> **Your goal**
Lines holding the string "Machine" are the ones to copy from this listing.

> **Material for this task**
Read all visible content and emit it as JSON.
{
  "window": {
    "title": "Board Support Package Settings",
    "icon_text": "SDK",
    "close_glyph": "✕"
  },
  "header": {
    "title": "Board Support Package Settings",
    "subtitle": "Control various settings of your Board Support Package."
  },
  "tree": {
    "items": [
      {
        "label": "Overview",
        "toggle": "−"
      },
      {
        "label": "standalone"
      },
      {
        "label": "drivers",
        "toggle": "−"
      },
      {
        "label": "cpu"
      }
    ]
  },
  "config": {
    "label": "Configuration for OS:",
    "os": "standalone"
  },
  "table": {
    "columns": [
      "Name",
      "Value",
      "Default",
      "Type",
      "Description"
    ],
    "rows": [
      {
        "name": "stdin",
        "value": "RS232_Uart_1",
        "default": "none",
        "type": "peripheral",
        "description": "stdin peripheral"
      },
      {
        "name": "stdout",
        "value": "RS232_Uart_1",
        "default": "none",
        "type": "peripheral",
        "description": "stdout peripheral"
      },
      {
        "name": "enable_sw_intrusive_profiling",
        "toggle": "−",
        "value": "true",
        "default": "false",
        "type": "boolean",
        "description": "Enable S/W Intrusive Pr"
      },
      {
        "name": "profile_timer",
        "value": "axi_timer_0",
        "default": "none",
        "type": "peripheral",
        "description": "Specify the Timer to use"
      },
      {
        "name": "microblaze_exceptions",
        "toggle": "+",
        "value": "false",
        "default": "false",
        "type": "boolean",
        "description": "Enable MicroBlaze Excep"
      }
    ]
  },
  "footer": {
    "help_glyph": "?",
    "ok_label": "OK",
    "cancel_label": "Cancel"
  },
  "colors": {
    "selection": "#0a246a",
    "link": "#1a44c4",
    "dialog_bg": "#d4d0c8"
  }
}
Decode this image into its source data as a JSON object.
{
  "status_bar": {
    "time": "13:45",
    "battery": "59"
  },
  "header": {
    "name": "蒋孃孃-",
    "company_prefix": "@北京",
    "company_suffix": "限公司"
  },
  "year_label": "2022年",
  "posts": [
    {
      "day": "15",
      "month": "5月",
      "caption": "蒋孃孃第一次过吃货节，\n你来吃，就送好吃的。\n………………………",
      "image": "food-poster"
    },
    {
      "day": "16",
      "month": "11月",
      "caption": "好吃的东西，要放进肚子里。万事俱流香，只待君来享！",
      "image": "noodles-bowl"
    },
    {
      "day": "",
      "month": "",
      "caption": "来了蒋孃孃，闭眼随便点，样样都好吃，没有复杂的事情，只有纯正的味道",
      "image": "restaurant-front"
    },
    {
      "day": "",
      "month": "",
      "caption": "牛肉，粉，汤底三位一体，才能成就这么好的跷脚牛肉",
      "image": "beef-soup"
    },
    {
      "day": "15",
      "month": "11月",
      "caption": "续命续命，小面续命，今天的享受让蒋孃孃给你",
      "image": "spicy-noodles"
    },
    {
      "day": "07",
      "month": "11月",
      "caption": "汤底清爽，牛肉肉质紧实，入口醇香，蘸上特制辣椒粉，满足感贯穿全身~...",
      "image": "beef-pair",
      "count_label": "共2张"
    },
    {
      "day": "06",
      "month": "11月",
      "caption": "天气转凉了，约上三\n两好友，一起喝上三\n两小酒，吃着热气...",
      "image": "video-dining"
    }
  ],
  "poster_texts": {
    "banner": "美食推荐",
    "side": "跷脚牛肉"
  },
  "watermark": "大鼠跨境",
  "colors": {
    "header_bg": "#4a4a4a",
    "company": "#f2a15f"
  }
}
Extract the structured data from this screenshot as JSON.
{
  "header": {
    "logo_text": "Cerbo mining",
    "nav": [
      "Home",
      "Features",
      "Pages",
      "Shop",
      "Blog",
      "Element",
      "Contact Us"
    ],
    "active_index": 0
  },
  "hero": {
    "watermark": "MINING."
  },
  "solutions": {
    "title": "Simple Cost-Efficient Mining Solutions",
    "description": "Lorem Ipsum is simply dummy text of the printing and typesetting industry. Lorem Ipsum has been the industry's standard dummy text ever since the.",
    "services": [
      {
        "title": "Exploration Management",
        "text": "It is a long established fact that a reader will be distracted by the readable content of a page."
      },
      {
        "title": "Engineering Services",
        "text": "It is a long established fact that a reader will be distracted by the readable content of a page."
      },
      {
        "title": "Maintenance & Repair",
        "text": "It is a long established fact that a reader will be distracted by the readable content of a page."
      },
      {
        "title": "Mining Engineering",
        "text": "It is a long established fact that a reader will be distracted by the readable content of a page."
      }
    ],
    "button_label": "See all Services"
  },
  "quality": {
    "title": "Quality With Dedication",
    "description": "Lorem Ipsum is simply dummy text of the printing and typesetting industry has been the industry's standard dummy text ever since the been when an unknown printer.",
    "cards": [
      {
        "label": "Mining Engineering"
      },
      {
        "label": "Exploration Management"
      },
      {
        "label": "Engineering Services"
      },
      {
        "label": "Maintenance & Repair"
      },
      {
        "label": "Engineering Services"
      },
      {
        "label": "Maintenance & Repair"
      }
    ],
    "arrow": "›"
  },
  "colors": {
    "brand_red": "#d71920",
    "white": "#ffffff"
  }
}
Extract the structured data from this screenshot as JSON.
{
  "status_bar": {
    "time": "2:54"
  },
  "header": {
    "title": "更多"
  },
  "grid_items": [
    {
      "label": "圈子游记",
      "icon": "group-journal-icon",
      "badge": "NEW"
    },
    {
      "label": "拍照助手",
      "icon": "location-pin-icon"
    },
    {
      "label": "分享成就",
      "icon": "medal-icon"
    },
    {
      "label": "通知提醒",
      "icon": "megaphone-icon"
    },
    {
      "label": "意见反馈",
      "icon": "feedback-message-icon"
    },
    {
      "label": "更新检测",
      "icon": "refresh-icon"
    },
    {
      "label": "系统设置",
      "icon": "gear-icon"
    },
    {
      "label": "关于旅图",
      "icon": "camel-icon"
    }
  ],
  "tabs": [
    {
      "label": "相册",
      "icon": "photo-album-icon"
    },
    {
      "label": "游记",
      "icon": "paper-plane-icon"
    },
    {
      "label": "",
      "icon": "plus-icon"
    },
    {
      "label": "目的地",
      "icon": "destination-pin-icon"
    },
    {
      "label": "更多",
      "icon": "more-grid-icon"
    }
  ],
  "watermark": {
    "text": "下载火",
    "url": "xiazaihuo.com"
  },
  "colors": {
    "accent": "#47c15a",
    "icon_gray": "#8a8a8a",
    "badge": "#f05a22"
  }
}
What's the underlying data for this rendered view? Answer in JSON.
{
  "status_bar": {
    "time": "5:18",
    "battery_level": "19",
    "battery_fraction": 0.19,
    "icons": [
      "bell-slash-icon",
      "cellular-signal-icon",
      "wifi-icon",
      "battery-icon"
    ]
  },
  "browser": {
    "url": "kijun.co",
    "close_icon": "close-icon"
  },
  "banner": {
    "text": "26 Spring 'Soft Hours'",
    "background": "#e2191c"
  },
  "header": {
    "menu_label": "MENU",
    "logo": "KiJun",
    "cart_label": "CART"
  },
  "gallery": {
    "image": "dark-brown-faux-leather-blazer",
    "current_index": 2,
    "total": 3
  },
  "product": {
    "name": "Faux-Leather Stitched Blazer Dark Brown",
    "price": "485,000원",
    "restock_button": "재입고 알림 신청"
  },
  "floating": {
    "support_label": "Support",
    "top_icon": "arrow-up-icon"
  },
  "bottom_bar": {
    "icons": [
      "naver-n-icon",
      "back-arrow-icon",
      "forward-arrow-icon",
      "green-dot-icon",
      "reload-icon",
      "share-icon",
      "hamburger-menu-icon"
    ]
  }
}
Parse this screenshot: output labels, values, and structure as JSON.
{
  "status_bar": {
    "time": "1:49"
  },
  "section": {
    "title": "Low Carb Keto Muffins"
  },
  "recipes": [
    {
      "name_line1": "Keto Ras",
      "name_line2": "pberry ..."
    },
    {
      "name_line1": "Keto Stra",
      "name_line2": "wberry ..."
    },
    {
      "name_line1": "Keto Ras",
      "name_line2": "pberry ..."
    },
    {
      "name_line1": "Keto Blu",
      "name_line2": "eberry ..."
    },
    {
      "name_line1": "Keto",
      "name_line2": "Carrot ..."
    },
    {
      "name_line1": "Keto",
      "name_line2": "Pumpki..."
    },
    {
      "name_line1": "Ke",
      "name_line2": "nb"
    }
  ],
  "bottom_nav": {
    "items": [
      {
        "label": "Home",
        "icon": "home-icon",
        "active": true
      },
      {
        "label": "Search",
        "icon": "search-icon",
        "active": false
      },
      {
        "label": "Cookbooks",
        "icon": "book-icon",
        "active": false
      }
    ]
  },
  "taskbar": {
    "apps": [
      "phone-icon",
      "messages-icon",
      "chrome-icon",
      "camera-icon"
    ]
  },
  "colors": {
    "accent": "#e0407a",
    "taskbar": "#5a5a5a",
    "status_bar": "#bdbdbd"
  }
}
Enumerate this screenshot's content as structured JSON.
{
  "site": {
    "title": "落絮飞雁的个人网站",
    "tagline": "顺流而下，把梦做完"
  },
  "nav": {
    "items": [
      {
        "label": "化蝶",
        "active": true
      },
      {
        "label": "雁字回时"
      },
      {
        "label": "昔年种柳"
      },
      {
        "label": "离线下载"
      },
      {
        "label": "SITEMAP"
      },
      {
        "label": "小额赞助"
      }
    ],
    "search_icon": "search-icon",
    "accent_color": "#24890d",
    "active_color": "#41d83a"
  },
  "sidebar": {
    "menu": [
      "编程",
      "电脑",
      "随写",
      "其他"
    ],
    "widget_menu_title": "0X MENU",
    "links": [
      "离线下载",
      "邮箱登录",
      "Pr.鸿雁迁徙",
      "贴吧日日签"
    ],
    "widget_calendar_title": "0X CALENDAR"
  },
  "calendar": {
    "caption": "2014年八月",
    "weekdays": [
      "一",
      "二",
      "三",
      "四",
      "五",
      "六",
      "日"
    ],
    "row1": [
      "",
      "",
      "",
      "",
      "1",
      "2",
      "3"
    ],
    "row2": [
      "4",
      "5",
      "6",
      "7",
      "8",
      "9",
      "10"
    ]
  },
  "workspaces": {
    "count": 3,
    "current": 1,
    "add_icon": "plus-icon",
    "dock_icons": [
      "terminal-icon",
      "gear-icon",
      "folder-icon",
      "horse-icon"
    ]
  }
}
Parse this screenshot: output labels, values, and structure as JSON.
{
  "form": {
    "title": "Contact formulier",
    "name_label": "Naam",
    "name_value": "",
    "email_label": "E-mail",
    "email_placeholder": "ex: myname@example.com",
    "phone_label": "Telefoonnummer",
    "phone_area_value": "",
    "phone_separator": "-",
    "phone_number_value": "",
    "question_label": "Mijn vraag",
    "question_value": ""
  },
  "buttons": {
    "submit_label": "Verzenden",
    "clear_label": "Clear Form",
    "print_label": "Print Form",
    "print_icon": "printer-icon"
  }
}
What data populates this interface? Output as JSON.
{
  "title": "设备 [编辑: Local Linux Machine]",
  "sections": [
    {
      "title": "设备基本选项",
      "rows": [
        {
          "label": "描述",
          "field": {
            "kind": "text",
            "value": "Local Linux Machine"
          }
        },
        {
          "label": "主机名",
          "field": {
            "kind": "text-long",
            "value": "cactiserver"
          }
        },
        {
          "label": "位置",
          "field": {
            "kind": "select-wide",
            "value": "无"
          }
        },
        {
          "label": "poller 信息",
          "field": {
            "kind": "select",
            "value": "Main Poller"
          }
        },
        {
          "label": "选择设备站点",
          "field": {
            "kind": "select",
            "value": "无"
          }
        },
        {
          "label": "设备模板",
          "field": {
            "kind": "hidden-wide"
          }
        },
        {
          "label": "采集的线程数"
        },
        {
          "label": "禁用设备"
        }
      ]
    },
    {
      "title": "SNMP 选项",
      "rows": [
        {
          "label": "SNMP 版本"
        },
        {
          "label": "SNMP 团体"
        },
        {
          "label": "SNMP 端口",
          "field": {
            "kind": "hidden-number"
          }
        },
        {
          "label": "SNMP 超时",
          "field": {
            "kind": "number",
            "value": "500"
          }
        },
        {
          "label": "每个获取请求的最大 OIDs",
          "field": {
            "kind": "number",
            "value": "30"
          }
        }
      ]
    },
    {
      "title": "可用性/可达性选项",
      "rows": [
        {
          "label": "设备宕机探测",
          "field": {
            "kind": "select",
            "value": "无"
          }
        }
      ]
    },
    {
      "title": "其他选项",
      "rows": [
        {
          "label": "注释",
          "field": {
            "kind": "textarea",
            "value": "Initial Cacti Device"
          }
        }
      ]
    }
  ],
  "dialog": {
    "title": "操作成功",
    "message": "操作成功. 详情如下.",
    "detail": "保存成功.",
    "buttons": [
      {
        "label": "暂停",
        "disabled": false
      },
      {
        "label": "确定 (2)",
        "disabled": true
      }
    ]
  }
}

> **Reply**
  "title": "设备 [编辑: Local Linux Machine]",
            "value": "Local Linux Machine"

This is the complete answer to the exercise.